A new linen company based in Portland draws on the strength of motherhood.
As a child of the ’80s, Shay Carrillo spent her days creating her own ESPRIT catalogs and loving on the United Colors of Benetton. She pursued her fascination with textiles and making things in San Francisco as a stylist, photo producer and art director, roles that allowed her to raise her children alongside her career. “My highest aspiration has always been to be a mama,” Carrillo says. Now, with her kids mostly grown, Carrillo is channeling her energies toward disrupting the linens industry with MADRE, a line of domestic linen household goods she launched in 2019 with her business partner, Jeanie Kirk. We spoke with Carrillo about the future of MADRE and the pleasures of homegrown linen.
Can you tell us about the moment when MADRE came into being?
In 2019, soon after my business partner, Jeanie Kirk (pictured above), had become a mama to her first child, she had my family over for breakfast—we discussed many things but mostly motherhood and work. Jeanie was wanting to pause her nonprofit work, and I shared that I wanted to make changes to my then business npg (non-perishable goods)—that I wanted to focus on linen and to grow into bedding, and to really have a transparent supply chain. I really didn’t want to work alone anymore. She said, “If you ever want to work together again, I’m ready!” Within a week’s time of that first meeting, we learned of the growing domestic linen movement right here in Oregon and it was our sign.
The name MADRE came to me in a dream—it literally woke me up. I texted Jeanie immediately and it resonated for her, too. We are both deeply stirred by mothering and homemaking and the energy of the mama archetype. We began meeting at our dining room tables and discussing the vision for this little brand—a product-based brand that can also be a force for good and embody our values for life, home, art and, of course, motherhood.
Photo by Emily Krouse
Why is it so important to you that these linens be made domestically?
While operating npg, there were many things I felt good about: slow design, repurposing of materials and local manufacturing. But I never felt great about the linen I was using and how it was produced; it came from China, and I couldn’t trace the mills to know if their practices and standards were in alignment with my own. We believe a return to domestic linen will have tremendous and good impact on many aspects we care about: local food, local farming, soil regeneration, disrupting globalization, midlevel job creation and so much more.
How do you think about color when you’re creating these linen lines?
We are both lovers of art, fashion, food and travel. When we are creating color combinations we talk about all these things—artists, meals, places and the colors that take us into these experiences.
Photo by Kate Shannon
What’s compelling about linen?
Linen is our favorite textile. Ancient, antibacterial, antifungal, hypoallergenic, more absorbent than cotton and naturally stain-resistant, linen doesn’t pill and it is moth-repellent.
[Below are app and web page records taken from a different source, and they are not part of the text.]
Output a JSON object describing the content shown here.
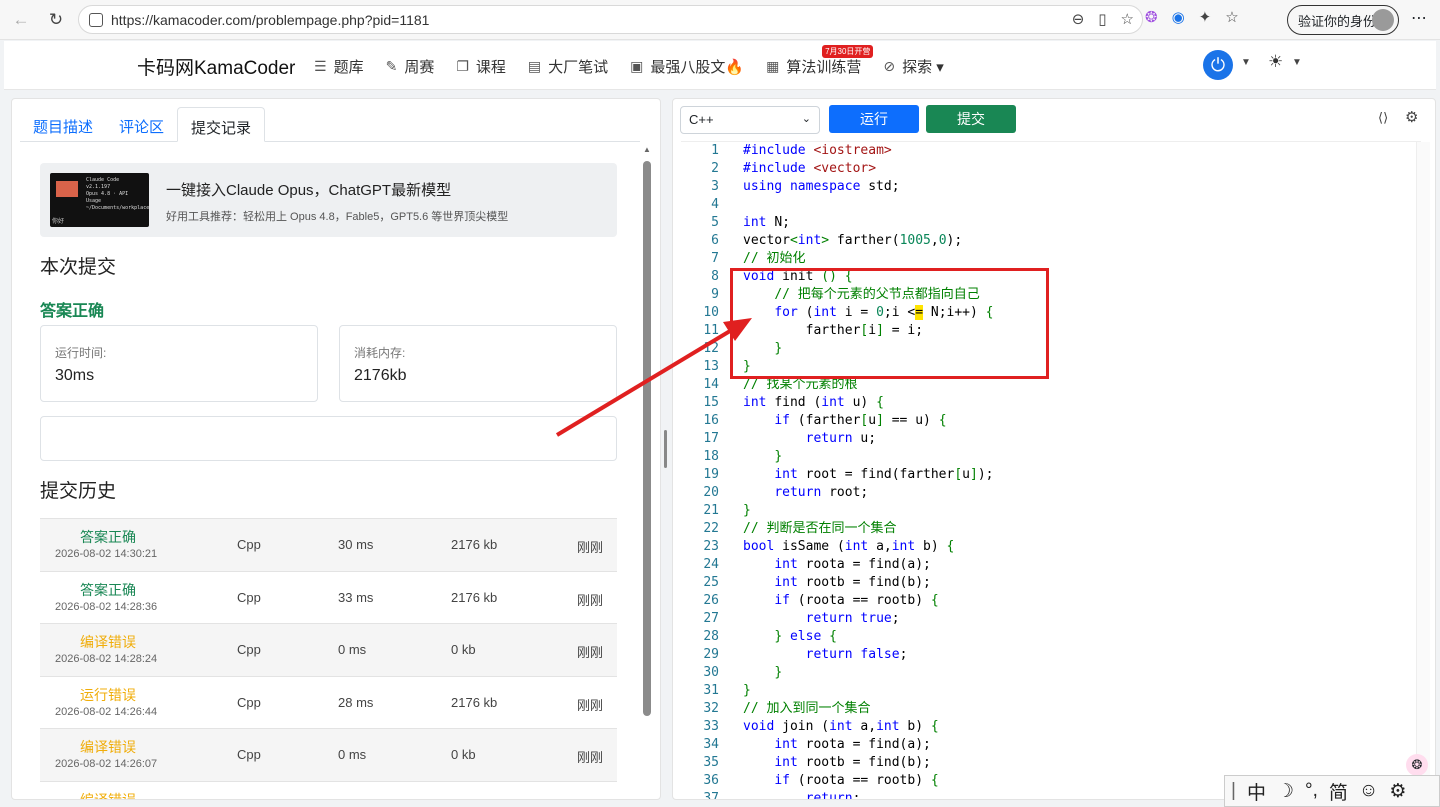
{
  "browser": {
    "url": "https://kamacoder.com/problempage.php?pid=1181",
    "profile_label": "验证你的身份"
  },
  "site": {
    "brand": "卡码网KamaCoder",
    "nav": [
      {
        "icon": "list-icon",
        "glyph": "☰",
        "label": "题库"
      },
      {
        "icon": "pencil-icon",
        "glyph": "✎",
        "label": "周赛"
      },
      {
        "icon": "copy-icon",
        "glyph": "❐",
        "label": "课程"
      },
      {
        "icon": "document-icon",
        "glyph": "▤",
        "label": "大厂笔试"
      },
      {
        "icon": "book-icon",
        "glyph": "▣",
        "label": "最强八股文🔥"
      },
      {
        "icon": "calendar-icon",
        "glyph": "▦",
        "label": "算法训练营",
        "badge": "7月30日开营"
      },
      {
        "icon": "compass-icon",
        "glyph": "⊘",
        "label": "探索 ▾"
      }
    ]
  },
  "left": {
    "tabs": [
      "题目描述",
      "评论区",
      "提交记录"
    ],
    "active_tab": "提交记录",
    "promo": {
      "title": "一键接入Claude Opus，ChatGPT最新模型",
      "subtitle": "好用工具推荐：轻松用上 Opus 4.8，Fable5，GPT5.6 等世界顶尖模型",
      "image_lines": [
        "Claude Code v2.1.197",
        "Opus 4.8 · API Usage",
        "~/Documents/workplace"
      ],
      "image_tag": "你好"
    },
    "current_heading": "本次提交",
    "current_result": "答案正确",
    "runtime_label": "运行时间:",
    "runtime_value": "30ms",
    "memory_label": "消耗内存:",
    "memory_value": "2176kb",
    "history_heading": "提交历史",
    "history": [
      {
        "status": "答案正确",
        "kind": "ok",
        "time": "2026-08-02 14:30:21",
        "lang": "Cpp",
        "runtime": "30 ms",
        "memory": "2176 kb",
        "when": "刚刚"
      },
      {
        "status": "答案正确",
        "kind": "ok",
        "time": "2026-08-02 14:28:36",
        "lang": "Cpp",
        "runtime": "33 ms",
        "memory": "2176 kb",
        "when": "刚刚"
      },
      {
        "status": "编译错误",
        "kind": "warn",
        "time": "2026-08-02 14:28:24",
        "lang": "Cpp",
        "runtime": "0 ms",
        "memory": "0 kb",
        "when": "刚刚"
      },
      {
        "status": "运行错误",
        "kind": "warn",
        "time": "2026-08-02 14:26:44",
        "lang": "Cpp",
        "runtime": "28 ms",
        "memory": "2176 kb",
        "when": "刚刚"
      },
      {
        "status": "编译错误",
        "kind": "warn",
        "time": "2026-08-02 14:26:07",
        "lang": "Cpp",
        "runtime": "0 ms",
        "memory": "0 kb",
        "when": "刚刚"
      },
      {
        "status": "编译错误",
        "kind": "warn",
        "time": "",
        "lang": "",
        "runtime": "",
        "memory": "",
        "when": ""
      }
    ]
  },
  "right": {
    "language": "C++",
    "run_label": "运行",
    "submit_label": "提交",
    "code": [
      [
        [
          "k",
          "#include "
        ],
        [
          "s",
          "<iostream>"
        ]
      ],
      [
        [
          "k",
          "#include "
        ],
        [
          "s",
          "<vector>"
        ]
      ],
      [
        [
          "k",
          "using namespace "
        ],
        [
          "t",
          "std;"
        ]
      ],
      [],
      [
        [
          "k",
          "int "
        ],
        [
          "t",
          "N;"
        ]
      ],
      [
        [
          "t",
          "vector"
        ],
        [
          "b",
          "<"
        ],
        [
          "k",
          "int"
        ],
        [
          "b",
          ">"
        ],
        [
          "t",
          " farther("
        ],
        [
          "n",
          "1005"
        ],
        [
          "t",
          ","
        ],
        [
          "n",
          "0"
        ],
        [
          "t",
          ");"
        ]
      ],
      [
        [
          "c",
          "// 初始化"
        ]
      ],
      [
        [
          "k",
          "void "
        ],
        [
          "t",
          "init "
        ],
        [
          "b",
          "() {"
        ]
      ],
      [
        [
          "t",
          "    "
        ],
        [
          "c",
          "// 把每个元素的父节点都指向自己"
        ]
      ],
      [
        [
          "t",
          "    "
        ],
        [
          "k",
          "for "
        ],
        [
          "t",
          "("
        ],
        [
          "k",
          "int "
        ],
        [
          "t",
          "i = "
        ],
        [
          "n",
          "0"
        ],
        [
          "t",
          ";i <"
        ],
        [
          "h",
          "="
        ],
        [
          "t",
          " N;i++) "
        ],
        [
          "b",
          "{"
        ]
      ],
      [
        [
          "t",
          "        farther"
        ],
        [
          "b",
          "["
        ],
        [
          "t",
          "i"
        ],
        [
          "b",
          "]"
        ],
        [
          "t",
          " = i;"
        ]
      ],
      [
        [
          "t",
          "    "
        ],
        [
          "b",
          "}"
        ]
      ],
      [
        [
          "b",
          "}"
        ]
      ],
      [
        [
          "c",
          "// 找某个元素的根"
        ]
      ],
      [
        [
          "k",
          "int "
        ],
        [
          "t",
          "find "
        ],
        [
          "t",
          "("
        ],
        [
          "k",
          "int "
        ],
        [
          "t",
          "u) "
        ],
        [
          "b",
          "{"
        ]
      ],
      [
        [
          "t",
          "    "
        ],
        [
          "k",
          "if "
        ],
        [
          "t",
          "(farther"
        ],
        [
          "b",
          "["
        ],
        [
          "t",
          "u"
        ],
        [
          "b",
          "]"
        ],
        [
          "t",
          " == u) "
        ],
        [
          "b",
          "{"
        ]
      ],
      [
        [
          "t",
          "        "
        ],
        [
          "k",
          "return "
        ],
        [
          "t",
          "u;"
        ]
      ],
      [
        [
          "t",
          "    "
        ],
        [
          "b",
          "}"
        ]
      ],
      [
        [
          "t",
          "    "
        ],
        [
          "k",
          "int "
        ],
        [
          "t",
          "root = find(farther"
        ],
        [
          "b",
          "["
        ],
        [
          "t",
          "u"
        ],
        [
          "b",
          "]"
        ],
        [
          "t",
          ");"
        ]
      ],
      [
        [
          "t",
          "    "
        ],
        [
          "k",
          "return "
        ],
        [
          "t",
          "root;"
        ]
      ],
      [
        [
          "b",
          "}"
        ]
      ],
      [
        [
          "c",
          "// 判断是否在同一个集合"
        ]
      ],
      [
        [
          "k",
          "bool "
        ],
        [
          "t",
          "isSame "
        ],
        [
          "t",
          "("
        ],
        [
          "k",
          "int "
        ],
        [
          "t",
          "a,"
        ],
        [
          "k",
          "int "
        ],
        [
          "t",
          "b) "
        ],
        [
          "b",
          "{"
        ]
      ],
      [
        [
          "t",
          "    "
        ],
        [
          "k",
          "int "
        ],
        [
          "t",
          "roota = find(a);"
        ]
      ],
      [
        [
          "t",
          "    "
        ],
        [
          "k",
          "int "
        ],
        [
          "t",
          "rootb = find(b);"
        ]
      ],
      [
        [
          "t",
          "    "
        ],
        [
          "k",
          "if "
        ],
        [
          "t",
          "(roota == rootb) "
        ],
        [
          "b",
          "{"
        ]
      ],
      [
        [
          "t",
          "        "
        ],
        [
          "k",
          "return "
        ],
        [
          "k",
          "true"
        ],
        [
          "t",
          ";"
        ]
      ],
      [
        [
          "t",
          "    "
        ],
        [
          "b",
          "}"
        ],
        [
          "t",
          " "
        ],
        [
          "k",
          "else "
        ],
        [
          "b",
          "{"
        ]
      ],
      [
        [
          "t",
          "        "
        ],
        [
          "k",
          "return "
        ],
        [
          "k",
          "false"
        ],
        [
          "t",
          ";"
        ]
      ],
      [
        [
          "t",
          "    "
        ],
        [
          "b",
          "}"
        ]
      ],
      [
        [
          "b",
          "}"
        ]
      ],
      [
        [
          "c",
          "// 加入到同一个集合"
        ]
      ],
      [
        [
          "k",
          "void "
        ],
        [
          "t",
          "join "
        ],
        [
          "t",
          "("
        ],
        [
          "k",
          "int "
        ],
        [
          "t",
          "a,"
        ],
        [
          "k",
          "int "
        ],
        [
          "t",
          "b) "
        ],
        [
          "b",
          "{"
        ]
      ],
      [
        [
          "t",
          "    "
        ],
        [
          "k",
          "int "
        ],
        [
          "t",
          "roota = find(a);"
        ]
      ],
      [
        [
          "t",
          "    "
        ],
        [
          "k",
          "int "
        ],
        [
          "t",
          "rootb = find(b);"
        ]
      ],
      [
        [
          "t",
          "    "
        ],
        [
          "k",
          "if "
        ],
        [
          "t",
          "(roota == rootb) "
        ],
        [
          "b",
          "{"
        ]
      ],
      [
        [
          "t",
          "        "
        ],
        [
          "k",
          "return"
        ],
        [
          "t",
          ";"
        ]
      ]
    ]
  },
  "ime": [
    "中",
    "☽",
    "°,",
    "简",
    "☺",
    "⚙"
  ]
}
Linen comes from the flax plant, which grows well with little water and doesn’t require much if any fertilizer or pesticides. As a result, linen is very nearly naturally organic. The flax plant sequesters carbon, grows well in rotation with other crops, and the components of the flax plant not used to weave linen can all be used by other industries. We love linen’s strength and durability nearly as much as how it softens over time. Linen is the ultimate heirloom textile. We dream about MADRE linens being passed along from generation to generation.
Talk to us about the red lining.
We wanted our logo to be bold, to take up space, to be unapologetic. We decided on red because it is a powerful, unshrinking color—the color of the heart. When we were planning our signature collection we loved the irreverent way it paired with our first linen colors. We were pretty uncertain if it would resonate for others, but to our delight, people love it.
What’s the future of MADRE?
First, that it allows us flexibility to be the mamas and partners we want to be. But not far behind this, we envision robust retail, wholesale, rental and hospitality legs of our business and a “big mama” 10-year goal of owning and operating our own spinning and weaving mill once linen is being grown to scale here in the Pacific Northwest. Our tag line is “We all eat, we all rest,” and we aim to live deeply into this ethos.
Photo by Kate Shannon